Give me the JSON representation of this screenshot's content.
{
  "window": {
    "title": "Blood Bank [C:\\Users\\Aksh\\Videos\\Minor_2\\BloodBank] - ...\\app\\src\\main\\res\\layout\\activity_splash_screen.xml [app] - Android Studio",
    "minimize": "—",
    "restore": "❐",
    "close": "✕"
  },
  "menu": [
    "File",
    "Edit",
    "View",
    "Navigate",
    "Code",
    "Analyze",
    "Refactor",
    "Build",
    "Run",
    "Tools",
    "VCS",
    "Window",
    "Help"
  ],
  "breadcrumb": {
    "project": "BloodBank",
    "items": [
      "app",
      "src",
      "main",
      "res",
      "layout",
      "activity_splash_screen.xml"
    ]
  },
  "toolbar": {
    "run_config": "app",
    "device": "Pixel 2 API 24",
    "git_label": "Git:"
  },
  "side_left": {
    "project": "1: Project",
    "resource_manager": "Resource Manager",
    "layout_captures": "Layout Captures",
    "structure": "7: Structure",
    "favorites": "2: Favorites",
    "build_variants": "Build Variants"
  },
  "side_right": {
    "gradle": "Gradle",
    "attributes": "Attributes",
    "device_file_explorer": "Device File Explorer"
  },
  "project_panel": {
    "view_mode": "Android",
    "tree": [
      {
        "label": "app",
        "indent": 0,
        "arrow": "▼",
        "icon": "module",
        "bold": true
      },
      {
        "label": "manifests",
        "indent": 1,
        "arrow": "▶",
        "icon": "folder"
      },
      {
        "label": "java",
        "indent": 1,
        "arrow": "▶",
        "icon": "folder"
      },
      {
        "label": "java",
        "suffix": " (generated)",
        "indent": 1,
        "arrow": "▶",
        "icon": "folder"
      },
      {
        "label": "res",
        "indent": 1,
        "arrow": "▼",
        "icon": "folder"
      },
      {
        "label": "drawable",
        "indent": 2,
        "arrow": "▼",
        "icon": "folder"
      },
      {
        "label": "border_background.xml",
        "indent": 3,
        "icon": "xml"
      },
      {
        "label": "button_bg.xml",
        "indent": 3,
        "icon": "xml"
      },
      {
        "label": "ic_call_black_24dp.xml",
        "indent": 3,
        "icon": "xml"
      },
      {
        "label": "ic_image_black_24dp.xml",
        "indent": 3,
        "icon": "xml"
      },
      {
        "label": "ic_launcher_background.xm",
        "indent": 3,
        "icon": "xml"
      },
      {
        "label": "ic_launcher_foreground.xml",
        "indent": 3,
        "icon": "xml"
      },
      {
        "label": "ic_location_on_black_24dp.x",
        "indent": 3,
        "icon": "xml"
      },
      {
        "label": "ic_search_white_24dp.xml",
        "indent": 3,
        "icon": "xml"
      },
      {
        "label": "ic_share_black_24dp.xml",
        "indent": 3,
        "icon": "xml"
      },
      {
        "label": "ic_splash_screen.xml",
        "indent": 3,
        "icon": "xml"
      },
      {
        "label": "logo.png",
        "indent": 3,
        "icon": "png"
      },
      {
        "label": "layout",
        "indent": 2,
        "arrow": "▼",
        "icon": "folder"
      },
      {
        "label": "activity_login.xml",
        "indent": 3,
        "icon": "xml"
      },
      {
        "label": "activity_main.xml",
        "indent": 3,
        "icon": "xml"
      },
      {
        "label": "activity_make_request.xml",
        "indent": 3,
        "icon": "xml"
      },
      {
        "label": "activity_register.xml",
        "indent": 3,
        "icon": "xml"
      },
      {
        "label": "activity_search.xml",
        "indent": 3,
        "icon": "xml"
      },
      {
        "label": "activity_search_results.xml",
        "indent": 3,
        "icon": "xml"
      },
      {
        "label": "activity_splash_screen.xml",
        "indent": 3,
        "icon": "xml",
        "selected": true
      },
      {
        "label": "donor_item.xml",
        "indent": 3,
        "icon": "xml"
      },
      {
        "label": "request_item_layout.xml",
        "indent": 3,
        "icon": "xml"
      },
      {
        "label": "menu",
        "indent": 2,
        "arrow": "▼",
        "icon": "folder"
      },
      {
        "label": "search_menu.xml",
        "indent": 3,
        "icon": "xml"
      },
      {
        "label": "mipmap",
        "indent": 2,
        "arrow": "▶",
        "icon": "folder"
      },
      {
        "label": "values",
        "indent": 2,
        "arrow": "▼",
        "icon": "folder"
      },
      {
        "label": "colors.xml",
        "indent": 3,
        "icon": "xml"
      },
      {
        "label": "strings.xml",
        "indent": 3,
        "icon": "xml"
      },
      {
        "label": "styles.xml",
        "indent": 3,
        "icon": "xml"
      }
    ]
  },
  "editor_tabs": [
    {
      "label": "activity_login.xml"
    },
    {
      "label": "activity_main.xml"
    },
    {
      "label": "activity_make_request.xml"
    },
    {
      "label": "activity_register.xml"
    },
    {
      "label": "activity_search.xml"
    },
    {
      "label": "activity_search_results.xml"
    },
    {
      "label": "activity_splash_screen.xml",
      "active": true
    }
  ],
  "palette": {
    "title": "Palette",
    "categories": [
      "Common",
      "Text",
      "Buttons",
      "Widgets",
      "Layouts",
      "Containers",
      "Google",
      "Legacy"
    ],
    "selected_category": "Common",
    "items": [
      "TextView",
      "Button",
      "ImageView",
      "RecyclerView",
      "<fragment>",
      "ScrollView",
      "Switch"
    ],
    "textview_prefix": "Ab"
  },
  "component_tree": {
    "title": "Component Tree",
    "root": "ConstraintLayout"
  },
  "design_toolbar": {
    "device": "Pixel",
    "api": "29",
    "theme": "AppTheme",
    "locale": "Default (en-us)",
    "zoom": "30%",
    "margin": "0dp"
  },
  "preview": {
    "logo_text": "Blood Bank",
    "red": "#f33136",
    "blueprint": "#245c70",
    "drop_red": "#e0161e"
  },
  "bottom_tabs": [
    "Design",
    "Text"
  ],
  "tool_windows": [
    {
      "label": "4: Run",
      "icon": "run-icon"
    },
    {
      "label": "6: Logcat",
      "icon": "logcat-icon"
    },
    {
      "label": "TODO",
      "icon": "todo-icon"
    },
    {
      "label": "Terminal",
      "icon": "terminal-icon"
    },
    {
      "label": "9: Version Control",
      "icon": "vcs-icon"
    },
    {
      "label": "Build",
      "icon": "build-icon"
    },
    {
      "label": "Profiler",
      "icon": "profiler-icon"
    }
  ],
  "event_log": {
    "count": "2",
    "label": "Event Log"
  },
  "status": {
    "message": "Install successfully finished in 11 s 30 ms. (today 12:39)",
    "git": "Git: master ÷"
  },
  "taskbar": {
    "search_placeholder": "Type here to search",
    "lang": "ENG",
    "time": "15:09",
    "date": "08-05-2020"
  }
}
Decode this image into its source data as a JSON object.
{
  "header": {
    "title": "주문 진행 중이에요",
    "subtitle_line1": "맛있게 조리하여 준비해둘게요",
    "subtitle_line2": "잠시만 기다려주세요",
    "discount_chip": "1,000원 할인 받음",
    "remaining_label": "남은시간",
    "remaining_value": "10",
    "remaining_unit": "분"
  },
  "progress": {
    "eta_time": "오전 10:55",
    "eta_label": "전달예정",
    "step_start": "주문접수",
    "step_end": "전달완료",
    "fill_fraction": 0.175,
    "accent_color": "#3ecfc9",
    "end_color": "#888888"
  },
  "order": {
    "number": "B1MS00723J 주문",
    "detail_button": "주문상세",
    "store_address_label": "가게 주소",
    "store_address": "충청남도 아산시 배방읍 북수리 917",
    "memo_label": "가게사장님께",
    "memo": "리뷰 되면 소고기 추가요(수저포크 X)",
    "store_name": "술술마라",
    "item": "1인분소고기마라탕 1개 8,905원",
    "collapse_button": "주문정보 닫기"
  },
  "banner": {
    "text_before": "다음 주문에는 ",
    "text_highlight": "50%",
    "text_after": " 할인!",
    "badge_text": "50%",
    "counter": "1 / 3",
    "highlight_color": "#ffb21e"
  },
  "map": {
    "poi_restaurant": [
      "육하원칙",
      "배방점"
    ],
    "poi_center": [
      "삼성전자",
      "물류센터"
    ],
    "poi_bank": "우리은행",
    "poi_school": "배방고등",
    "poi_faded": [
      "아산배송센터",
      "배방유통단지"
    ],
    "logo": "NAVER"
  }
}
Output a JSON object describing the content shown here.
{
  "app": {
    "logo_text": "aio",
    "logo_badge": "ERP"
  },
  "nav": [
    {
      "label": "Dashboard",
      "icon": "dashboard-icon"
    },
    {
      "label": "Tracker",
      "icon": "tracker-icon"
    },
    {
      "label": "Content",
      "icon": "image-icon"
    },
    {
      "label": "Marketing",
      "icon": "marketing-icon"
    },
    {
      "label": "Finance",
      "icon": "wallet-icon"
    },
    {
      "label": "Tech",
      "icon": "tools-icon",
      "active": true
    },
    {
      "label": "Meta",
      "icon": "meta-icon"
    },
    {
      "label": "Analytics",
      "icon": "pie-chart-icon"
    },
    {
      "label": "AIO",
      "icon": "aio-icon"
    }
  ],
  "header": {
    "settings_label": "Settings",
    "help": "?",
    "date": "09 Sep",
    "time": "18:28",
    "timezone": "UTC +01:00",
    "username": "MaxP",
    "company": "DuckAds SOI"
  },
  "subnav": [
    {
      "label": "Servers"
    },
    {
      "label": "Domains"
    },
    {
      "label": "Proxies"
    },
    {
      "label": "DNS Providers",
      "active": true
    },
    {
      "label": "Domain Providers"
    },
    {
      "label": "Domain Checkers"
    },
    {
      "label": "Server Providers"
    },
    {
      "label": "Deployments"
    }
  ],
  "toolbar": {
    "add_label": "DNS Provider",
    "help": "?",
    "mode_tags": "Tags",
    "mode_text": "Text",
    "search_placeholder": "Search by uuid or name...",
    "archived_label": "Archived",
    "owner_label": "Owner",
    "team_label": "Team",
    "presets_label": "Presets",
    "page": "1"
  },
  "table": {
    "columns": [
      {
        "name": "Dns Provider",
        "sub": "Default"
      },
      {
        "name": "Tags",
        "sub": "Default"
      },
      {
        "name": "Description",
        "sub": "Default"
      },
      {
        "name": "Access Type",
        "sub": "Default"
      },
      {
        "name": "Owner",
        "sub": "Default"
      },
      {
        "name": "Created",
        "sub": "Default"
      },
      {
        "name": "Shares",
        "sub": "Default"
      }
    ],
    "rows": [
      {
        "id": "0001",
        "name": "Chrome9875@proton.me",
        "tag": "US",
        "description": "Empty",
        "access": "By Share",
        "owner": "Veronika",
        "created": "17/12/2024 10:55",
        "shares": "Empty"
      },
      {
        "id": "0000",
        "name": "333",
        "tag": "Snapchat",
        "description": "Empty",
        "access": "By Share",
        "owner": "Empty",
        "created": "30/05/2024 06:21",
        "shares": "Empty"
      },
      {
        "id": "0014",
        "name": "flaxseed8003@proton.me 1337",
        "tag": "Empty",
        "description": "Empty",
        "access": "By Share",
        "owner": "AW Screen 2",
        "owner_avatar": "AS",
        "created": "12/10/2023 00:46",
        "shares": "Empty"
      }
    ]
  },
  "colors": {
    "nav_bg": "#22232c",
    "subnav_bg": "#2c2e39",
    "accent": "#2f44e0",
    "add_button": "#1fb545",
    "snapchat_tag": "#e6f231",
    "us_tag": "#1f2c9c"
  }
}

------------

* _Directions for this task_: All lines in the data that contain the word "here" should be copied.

* _Exercise solution_:
    "search_placeholder": "Type here to search",
Output a JSON object describing the content shown here.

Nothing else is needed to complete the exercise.